JEFFERSON CITY, Missouri — “The harvest is plentiful, but the laborers are few,” Jesus told the crowd in the ninth chapter of Matthew. “Therefore, pray earnestly to the Lord of the Harvest to send out laborers into his harvest.”

It could be said that prayers have been answered at a handful of community gardens in the Diocese of Jefferson City this past year.

Record-breaking harvests and eager green thumbs have become the norm at these three parish gardens.

For the laborers and gardeners at the Interfaith Community Garden in Columbia, Missouri, there is plenty to celebrate.

The volunteers there brought in a record-breaking harvest of 1,800 pounds of produce, which were donated to the local food pantry.

“The old record was 1,500 pounds, but everything went so well this year,” said organizer Lily Chan.

The community garden began in 2009 as a collaboration between St. Thomas More Newman Center Parish and the nearby Congregation Beth Shalom, on whose property the 60-by-70-foot garden is located.

“We began with a simple common purpose — to feed the hungry and take care of the earth by not using chemicals,” Chan explained. “Among other things we have turnips, lettuce, spinach and summer sweet potatoes.”

She added that the garden is worked by a skeleton crew of about a dozen volunteers along with several community groups from the University of Missouri, making it a true community garden.
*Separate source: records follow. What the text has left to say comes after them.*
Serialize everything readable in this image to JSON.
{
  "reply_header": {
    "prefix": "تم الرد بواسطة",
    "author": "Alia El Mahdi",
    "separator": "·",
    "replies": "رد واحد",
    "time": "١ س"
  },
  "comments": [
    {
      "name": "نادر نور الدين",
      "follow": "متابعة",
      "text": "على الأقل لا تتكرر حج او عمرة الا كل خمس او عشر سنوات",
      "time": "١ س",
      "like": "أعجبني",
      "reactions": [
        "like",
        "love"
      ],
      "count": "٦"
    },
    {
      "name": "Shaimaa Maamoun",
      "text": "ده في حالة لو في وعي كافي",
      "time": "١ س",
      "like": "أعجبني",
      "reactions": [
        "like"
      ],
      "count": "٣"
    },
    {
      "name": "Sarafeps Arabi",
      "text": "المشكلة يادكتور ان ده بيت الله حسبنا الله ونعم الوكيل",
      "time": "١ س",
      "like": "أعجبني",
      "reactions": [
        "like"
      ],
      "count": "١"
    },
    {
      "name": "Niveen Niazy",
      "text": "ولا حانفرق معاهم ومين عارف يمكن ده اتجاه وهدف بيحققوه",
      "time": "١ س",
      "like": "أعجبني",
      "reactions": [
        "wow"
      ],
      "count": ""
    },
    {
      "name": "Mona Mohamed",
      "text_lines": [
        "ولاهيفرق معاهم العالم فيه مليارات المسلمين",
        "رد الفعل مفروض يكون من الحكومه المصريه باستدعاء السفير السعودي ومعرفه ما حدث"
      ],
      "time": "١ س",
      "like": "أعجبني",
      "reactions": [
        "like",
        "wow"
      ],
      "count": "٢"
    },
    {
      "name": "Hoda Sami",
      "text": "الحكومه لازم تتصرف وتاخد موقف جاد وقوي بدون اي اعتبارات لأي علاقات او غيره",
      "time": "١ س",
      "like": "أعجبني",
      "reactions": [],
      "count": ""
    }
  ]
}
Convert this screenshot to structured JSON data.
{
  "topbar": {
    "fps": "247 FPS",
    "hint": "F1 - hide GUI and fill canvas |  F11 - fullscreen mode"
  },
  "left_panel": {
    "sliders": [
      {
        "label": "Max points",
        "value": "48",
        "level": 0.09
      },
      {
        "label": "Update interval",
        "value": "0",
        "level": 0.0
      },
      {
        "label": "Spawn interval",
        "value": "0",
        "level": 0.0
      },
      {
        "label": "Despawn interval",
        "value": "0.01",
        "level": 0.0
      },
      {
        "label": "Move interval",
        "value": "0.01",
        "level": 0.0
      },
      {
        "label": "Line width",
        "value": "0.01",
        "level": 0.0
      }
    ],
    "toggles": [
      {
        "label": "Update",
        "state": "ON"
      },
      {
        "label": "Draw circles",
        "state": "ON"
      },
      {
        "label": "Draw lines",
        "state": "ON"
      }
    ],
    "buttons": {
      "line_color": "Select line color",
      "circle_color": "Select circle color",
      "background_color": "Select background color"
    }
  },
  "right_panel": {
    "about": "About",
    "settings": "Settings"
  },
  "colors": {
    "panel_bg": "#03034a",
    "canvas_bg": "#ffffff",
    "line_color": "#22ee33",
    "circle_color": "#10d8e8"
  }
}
“We have four coordinators of the garden — two from Newman and two from Congregation Beth Shalom,” Chan said. “Both congregations at Newman and Beth Shalom are very supportive of the garden.”

The roots of St. Vincent de Paul Parish’s community garden in Sedalia, Missouri, took shape due to a well-respected junior high science teacher, Barb Hagebusch.

Around eight years ago, she began a garden outside Sacred Heart School to help teach students about biology and ecology.

Precious Blood Father Mark Miller, who was pastor at that time, wanted to take the idea a step further.

“He wanted to create some raised-bed gardens near the school garden in order to raise produce for our community food pantry, the Open Door Food Pantry, in Sedalia,” said parishioner Joy Simon, who heads the gardening project.

Simon estimates the harvest has tripled in weight and in enthusiasm from its humble beginnings eight years ago.

“We now have 12 8-by-10 gardens, and in early November we topped off at around 300 pounds of produce to Open Door,” she told The Catholic Missourian, newspaper of the Diocese of Jefferson City.

“That was our last delivery, and the pantry was so happy to receive it as they do not get many greens,” she said.

Simon added that she and around 10 volunteers plant twice a year — once in April and again in August.

“We grow a lot of greens like lettuce, green beans, spinach and other vegetables such as tomatoes and potatoes, as well,” she said.

Thanks to a grant from Catholic Charities of Central and Northern Missouri, the St. Vincent de Paul gardeners were able to update their garden tools and start on a new project — a rosary memorial garden.

“We are very excited about the rosary garden,” said Simon. “It will be a stone path, with flowers along the way that will wind through the current garden. We hope to start on it in the spring.”

Whether it’s planting the green beans or planning the rosary path, one thing is certain for Simon and her crew: This ministry is a real blessing.

“I enjoy the people coming together and all the giving of time and talent,” she said. “It is something straight out of the Gospel.”

When the Bethel family vehicle pulls in to the Community Food Pantry in Marshall, Missouri, the volunteers there know blessings are coming.

As of early November, the amount of graciousness has weighed in at 1,068 pounds of produce to be given out to people in the area who are most in need.

The potatoes, tomatoes, beets, turnips and carrots have all been harvested from St. Peter Church’s community garden.

This was the garden’s first year.

“I was expecting maybe several hundred pounds, but have been blown away by how much we been able to pick,” said Jann Bethel, one of the organizers of the 40-by-80-foot plot of land near St. Peter Church.

Bethel said she couldn’t have done it without the help of her three daughters, Mabrie, Breckin and Kinseley, ages 12, 11 and 4, and fellow parishioner Al Turhan.

“Al is certainly a master gardener who taught me many things,” Bethel said. “When we had questions, he had answers.”

She added that the list was long for those who came out to help pull weeds and pick green beans over the summer. This included three volunteers from Northwest Community — a service in Marshall that helps people who have developmental disabilities.

“My girls really enjoyed working with them,” Bethel said.

The dedicated gardeners of St. Peter’s knew that God was smiling down on the garden project when a June storm inundated the Marshall area and resulted in flooding around Saline County.

The community garden at St. Peter went unscathed.

“Numerous area gardens were destroyed except for ours,” said Bethel. “We knew that we were on to something good.”

O’Neill writes for The Catholic Missourian, newspaper of the Diocese of Jefferson City.